Textile mills often dump residual dyes and hazardous chemicals into canals, streams and rivers. “Textile mills use dyes and other coloration agents that are very toxic,” said Nathalie Lavoine, an assistant professor in the Department of Forest Biomaterials. “Using nanocellulose is a way forward to sustainable processing.”
With funding from the Research Opportunity Seed Fund Program at the Wilson College of Textiles, Lavoine and her collaborators have developed a process that allows them to use nanocellulose to produce clothing items with iridescent features resembling the rainbow-hued shimmer seen on fish scales, bird feathers and insect bodies. “Researchers have known how to make iridescent films with these nanoparticles,” Lavoine said. “But until now, there was no way to apply these particles to textiles.”
Cellulose is extracted from wood chips and the pulp used in papermaking and combined with water, treating the resulting mixture with acid to uncover nanocrystals. It is then purified to remove undesired components. Once the purification process is complete, the researchers add the mixture to frames so that it can solidify into plastic-like films. Then, using a computer-aided design table, they cut the films into shapes and patterns that can be printed onto clothing items.
According to Lavoine, the use of nanocellulose in textiles ensures the sustainable use of natural resources, opening a path for novel uses of both low-grade wood and traditional timber sources. It could also reduce dye pollution from the fashion industry. The United Nations Environmental Programme reported that the dyeing process for fabrics is the second largest source of water pollution, and that the fashion industry alone is producing 20% of the world’s wastewater.
The researchers are still working on achieving more colors, and testing the application of nanocellulose on a variety of other items, including phone cases. “We can extend this work to much more than textiles.

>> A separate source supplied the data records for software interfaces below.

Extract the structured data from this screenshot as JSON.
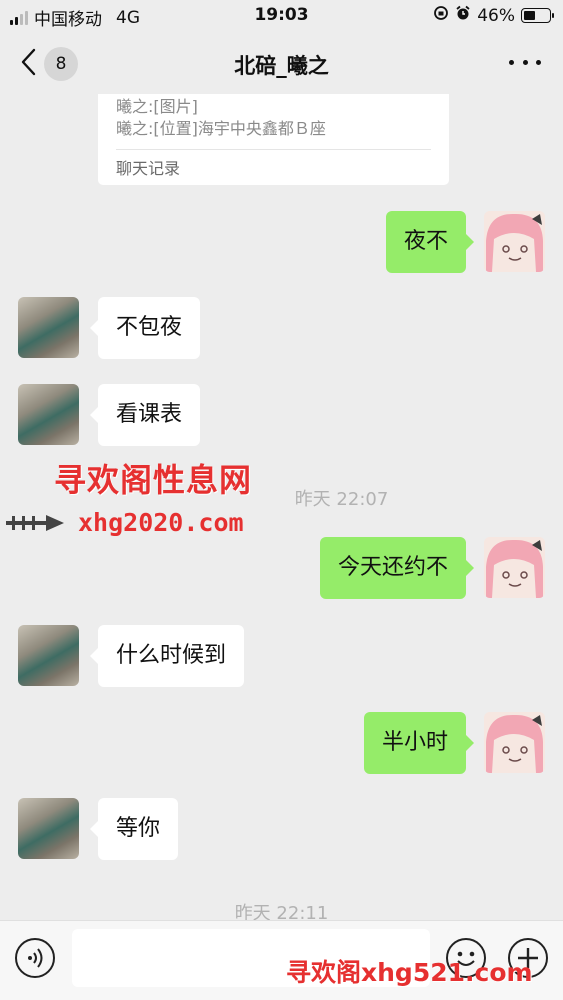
{
  "status_bar": {
    "carrier": "中国移动",
    "network": "4G",
    "time": "19:03",
    "battery_percent": "46%",
    "battery_level": 0.46
  },
  "nav": {
    "unread_count": "8",
    "title": "北碚_曦之"
  },
  "quoted_card": {
    "lines": [
      "曦之:[图片]",
      "曦之:[位置]海宇中央鑫都Ｂ座"
    ],
    "footer": "聊天记录"
  },
  "messages": [
    {
      "sender": "me",
      "text": "夜不"
    },
    {
      "sender": "them",
      "text": "不包夜"
    },
    {
      "sender": "them",
      "text": "看课表"
    },
    {
      "sender": "me",
      "text": "今天还约不"
    },
    {
      "sender": "them",
      "text": "什么时候到"
    },
    {
      "sender": "me",
      "text": "半小时"
    },
    {
      "sender": "them",
      "text": "等你"
    }
  ],
  "timestamps": [
    "昨天 22:07",
    "昨天 22:11"
  ],
  "watermarks": {
    "mid_line1": "寻欢阁性息网",
    "mid_line2": "xhg2020.com",
    "bottom": "寻欢阁xhg521.com"
  },
  "colors": {
    "my_bubble": "#95ec69",
    "their_bubble": "#ffffff",
    "background": "#ededed",
    "watermark": "#e63030"
  }
}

The only limit is our imagination.”
“There’s still a lot of research to be done,” Lavoine said. “But ultimately, we’d like to find one or two industry partners who can bring commercial value to this project.”